EXERCISE REQUIREMENTS: Copy every line from the records that holds the word "envío".

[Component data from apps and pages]
== Segment start ==

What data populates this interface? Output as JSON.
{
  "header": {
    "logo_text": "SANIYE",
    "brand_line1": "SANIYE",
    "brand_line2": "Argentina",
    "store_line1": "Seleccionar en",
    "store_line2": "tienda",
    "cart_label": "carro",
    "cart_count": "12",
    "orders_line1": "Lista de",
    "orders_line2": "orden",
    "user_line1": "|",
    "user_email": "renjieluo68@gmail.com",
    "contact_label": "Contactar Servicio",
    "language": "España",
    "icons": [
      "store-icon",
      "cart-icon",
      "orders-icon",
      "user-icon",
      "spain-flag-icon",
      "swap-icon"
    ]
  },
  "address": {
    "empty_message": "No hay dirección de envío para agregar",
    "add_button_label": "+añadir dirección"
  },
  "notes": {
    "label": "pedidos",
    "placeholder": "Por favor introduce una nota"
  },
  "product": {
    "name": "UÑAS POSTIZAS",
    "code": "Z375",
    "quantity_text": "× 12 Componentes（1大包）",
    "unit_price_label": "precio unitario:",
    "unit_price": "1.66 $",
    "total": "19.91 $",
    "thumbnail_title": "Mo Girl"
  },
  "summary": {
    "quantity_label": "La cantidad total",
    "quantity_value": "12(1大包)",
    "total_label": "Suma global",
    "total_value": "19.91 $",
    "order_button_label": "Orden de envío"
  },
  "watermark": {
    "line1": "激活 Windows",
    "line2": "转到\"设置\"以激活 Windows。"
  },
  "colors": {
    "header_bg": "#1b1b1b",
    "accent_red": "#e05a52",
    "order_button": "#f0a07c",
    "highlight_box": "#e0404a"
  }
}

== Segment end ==

EXERCISE RESPONSE:
    "empty_message": "No hay dirección de envío para agregar",
    "order_button_label": "Orden de envío"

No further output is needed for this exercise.